Excerpts from a dataset
▽
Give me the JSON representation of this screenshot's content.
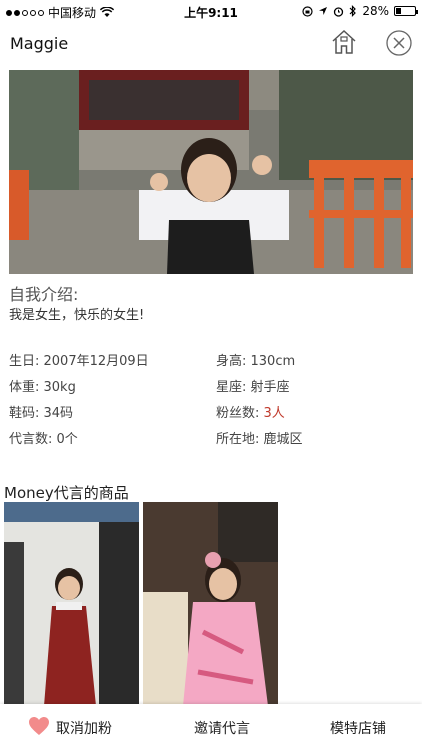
{
  "status_bar": {
    "carrier": "中国移动",
    "time": "上午9:11",
    "battery": "28%",
    "battery_level": 0.28
  },
  "nav": {
    "title": "Maggie",
    "home_icon": "home-icon",
    "close_icon": "close-icon"
  },
  "intro": {
    "heading": "自我介绍:",
    "text": "我是女生，快乐的女生!"
  },
  "info": {
    "birthday": "生日: 2007年12月09日",
    "height": "身高: 130cm",
    "weight": "体重: 30kg",
    "constellation": "星座: 射手座",
    "shoe_size": "鞋码: 34码",
    "fans_label": "粉丝数: ",
    "fans_count": "3",
    "fans_unit": "人",
    "endorsements": "代言数: 0个",
    "location": "所在地: 鹿城区"
  },
  "products": {
    "heading": "Money代言的商品"
  },
  "bottom_bar": {
    "unfollow": "取消加粉",
    "invite": "邀请代言",
    "shop": "模特店铺",
    "heart_color": "#f28b8b"
  }
}
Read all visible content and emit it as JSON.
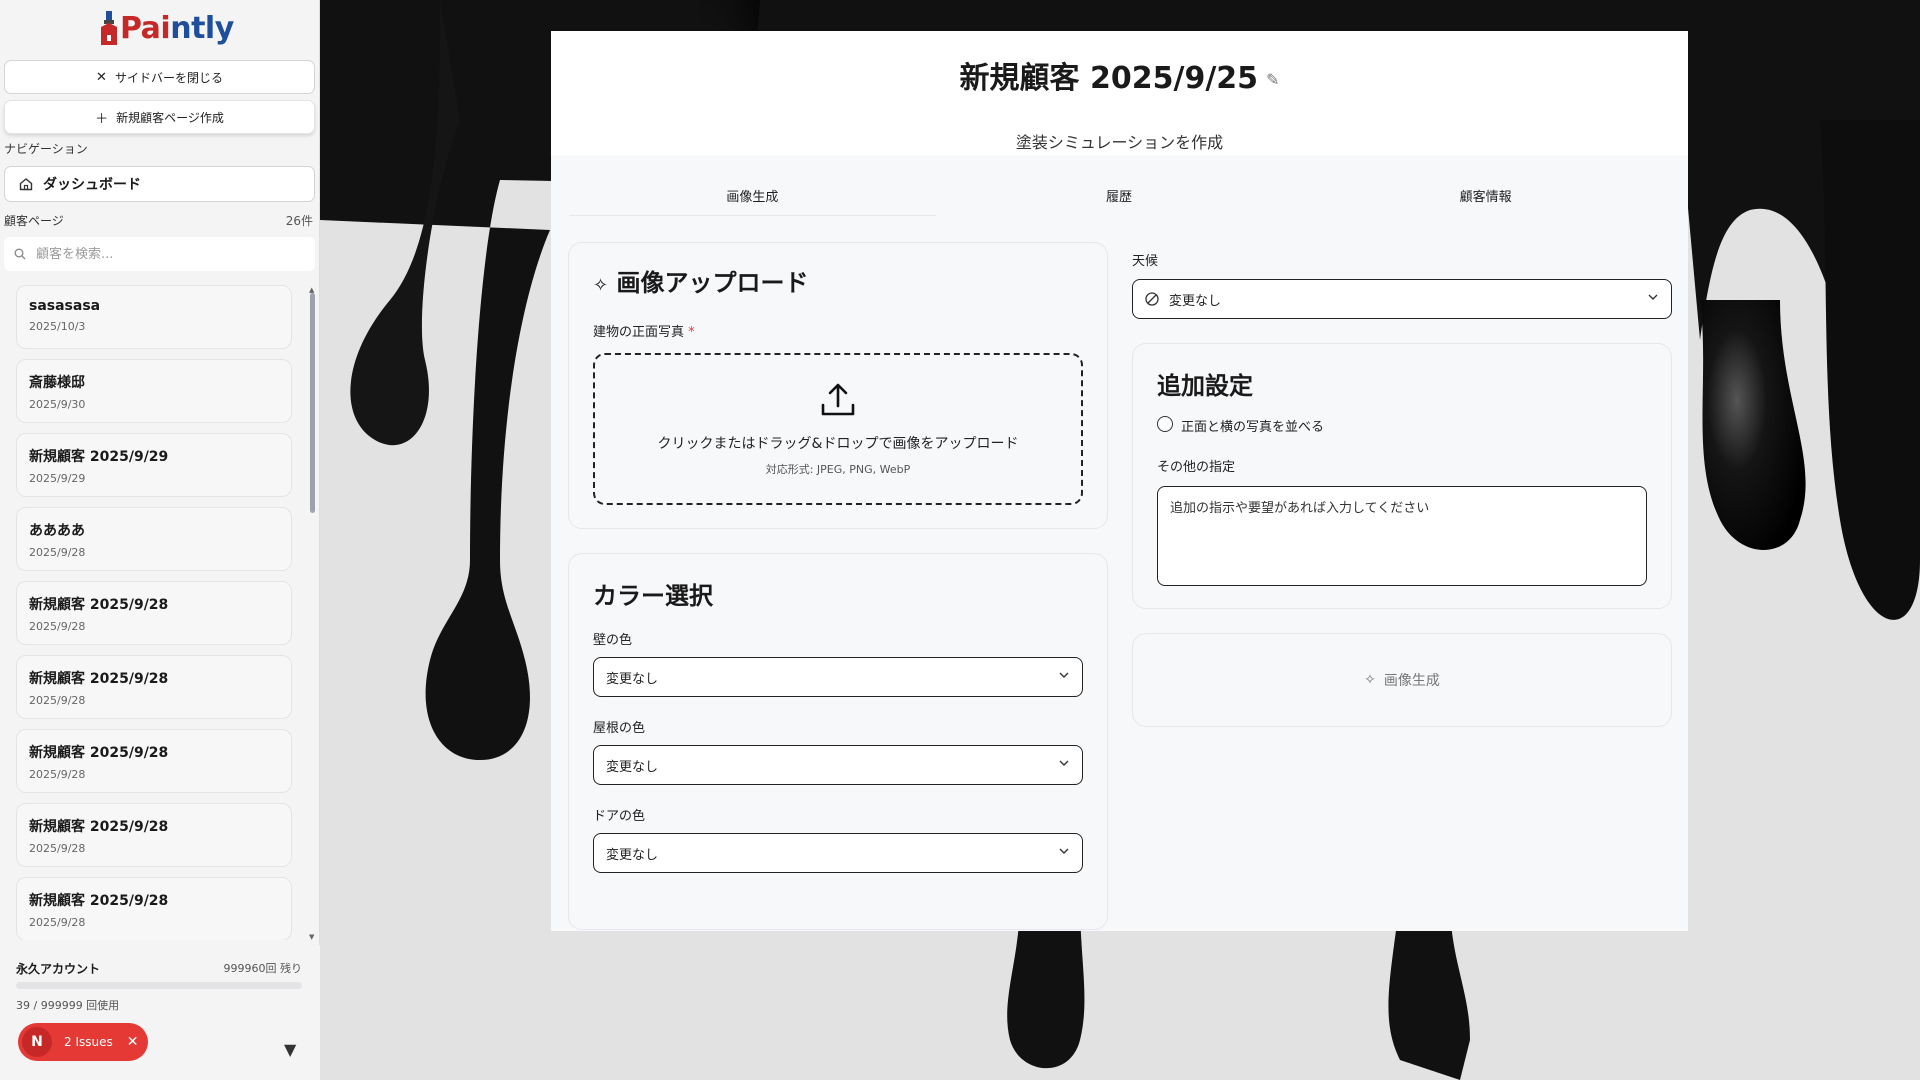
{
  "app": {
    "logo_part1": "Pai",
    "logo_part2": "ntly"
  },
  "sidebar": {
    "close_label": "サイドバーを閉じる",
    "new_page_label": "新規顧客ページ作成",
    "nav_section": "ナビゲーション",
    "dashboard_label": "ダッシュボード",
    "customers_section": "顧客ページ",
    "customers_count": "26件",
    "search_placeholder": "顧客を検索...",
    "customers": [
      {
        "name": "sasasasa",
        "date": "2025/10/3"
      },
      {
        "name": "斎藤様邸",
        "date": "2025/9/30"
      },
      {
        "name": "新規顧客 2025/9/29",
        "date": "2025/9/29"
      },
      {
        "name": "ああああ",
        "date": "2025/9/28"
      },
      {
        "name": "新規顧客 2025/9/28",
        "date": "2025/9/28"
      },
      {
        "name": "新規顧客 2025/9/28",
        "date": "2025/9/28"
      },
      {
        "name": "新規顧客 2025/9/28",
        "date": "2025/9/28"
      },
      {
        "name": "新規顧客 2025/9/28",
        "date": "2025/9/28"
      },
      {
        "name": "新規顧客 2025/9/28",
        "date": "2025/9/28"
      }
    ],
    "account": {
      "name": "永久アカウント",
      "remaining": "999960回 残り",
      "used_text": "39 / 999999 回使用",
      "usage_fraction": 4e-05
    },
    "issues": {
      "badge": "N",
      "label": "2 Issues"
    }
  },
  "main": {
    "title": "新規顧客 2025/9/25",
    "subtitle": "塗装シミュレーションを作成",
    "tabs": [
      "画像生成",
      "履歴",
      "顧客情報"
    ],
    "upload": {
      "title": "画像アップロード",
      "field_label": "建物の正面写真",
      "required_mark": "*",
      "drop_text": "クリックまたはドラッグ&ドロップで画像をアップロード",
      "formats": "対応形式: JPEG, PNG, WebP"
    },
    "colors": {
      "title": "カラー選択",
      "wall_label": "壁の色",
      "wall_value": "変更なし",
      "roof_label": "屋根の色",
      "roof_value": "変更なし",
      "door_label": "ドアの色",
      "door_value": "変更なし"
    },
    "weather": {
      "label": "天候",
      "value": "変更なし"
    },
    "extra": {
      "title": "追加設定",
      "checkbox_label": "正面と横の写真を並べる",
      "other_label": "その他の指定",
      "other_placeholder": "追加の指示や要望があれば入力してください"
    },
    "generate_label": "画像生成"
  },
  "colors": {
    "accent_red": "#e53935",
    "logo_blue": "#1f4f9a",
    "logo_red": "#c62828"
  }
}
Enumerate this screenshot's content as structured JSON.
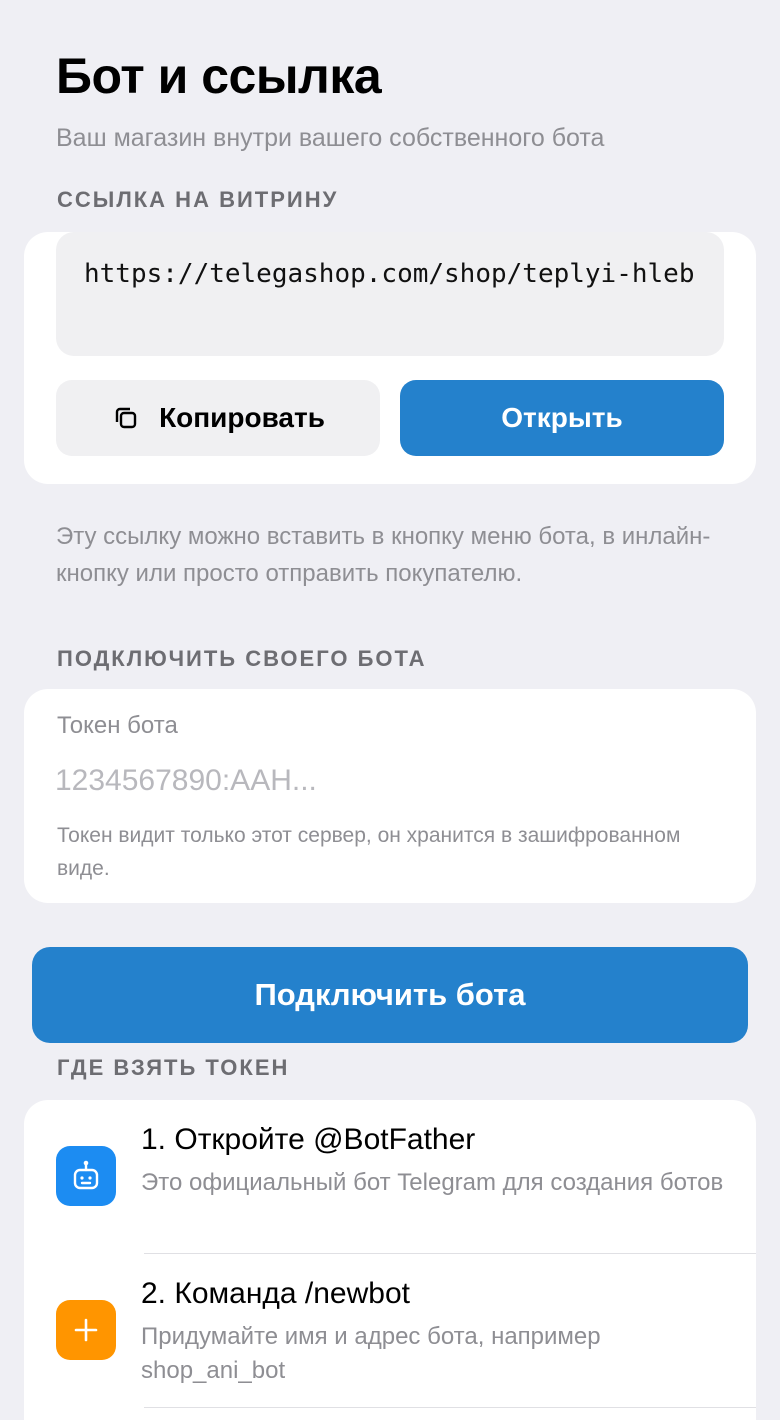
{
  "header": {
    "title": "Бот и ссылка",
    "subtitle": "Ваш магазин внутри вашего собственного бота"
  },
  "storefront": {
    "section_label": "ССЫЛКА НА ВИТРИНУ",
    "url": "https://telegashop.com/shop/teplyi-hleb",
    "copy_label": "Копировать",
    "open_label": "Открыть",
    "note": "Эту ссылку можно вставить в кнопку меню бота, в инлайн-кнопку или просто отправить покупателю."
  },
  "connect": {
    "section_label": "ПОДКЛЮЧИТЬ СВОЕГО БОТА",
    "field_label": "Токен бота",
    "field_value": "",
    "field_placeholder": "1234567890:AAH...",
    "field_hint": "Токен видит только этот сервер, он хранится в зашифрованном виде.",
    "button_label": "Подключить бота"
  },
  "howto": {
    "section_label": "ГДЕ ВЗЯТЬ ТОКЕН",
    "steps": [
      {
        "title": "1. Откройте @BotFather",
        "description": "Это официальный бот Telegram для создания ботов",
        "icon": "robot-icon",
        "color": "#1c8cf2"
      },
      {
        "title": "2. Команда /newbot",
        "description": "Придумайте имя и адрес бота, например shop_ani_bot",
        "icon": "plus-icon",
        "color": "#ff9500"
      }
    ]
  },
  "colors": {
    "accent": "#2481cc",
    "background": "#efeff4",
    "card": "#ffffff",
    "secondary_text": "#8e8e93"
  }
}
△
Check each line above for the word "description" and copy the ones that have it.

OUTPUT OF THE EXERCISE:
        "description": "Это официальный бот Telegram для создания ботов",
        "description": "Придумайте имя и адрес бота, например shop_ani_bot",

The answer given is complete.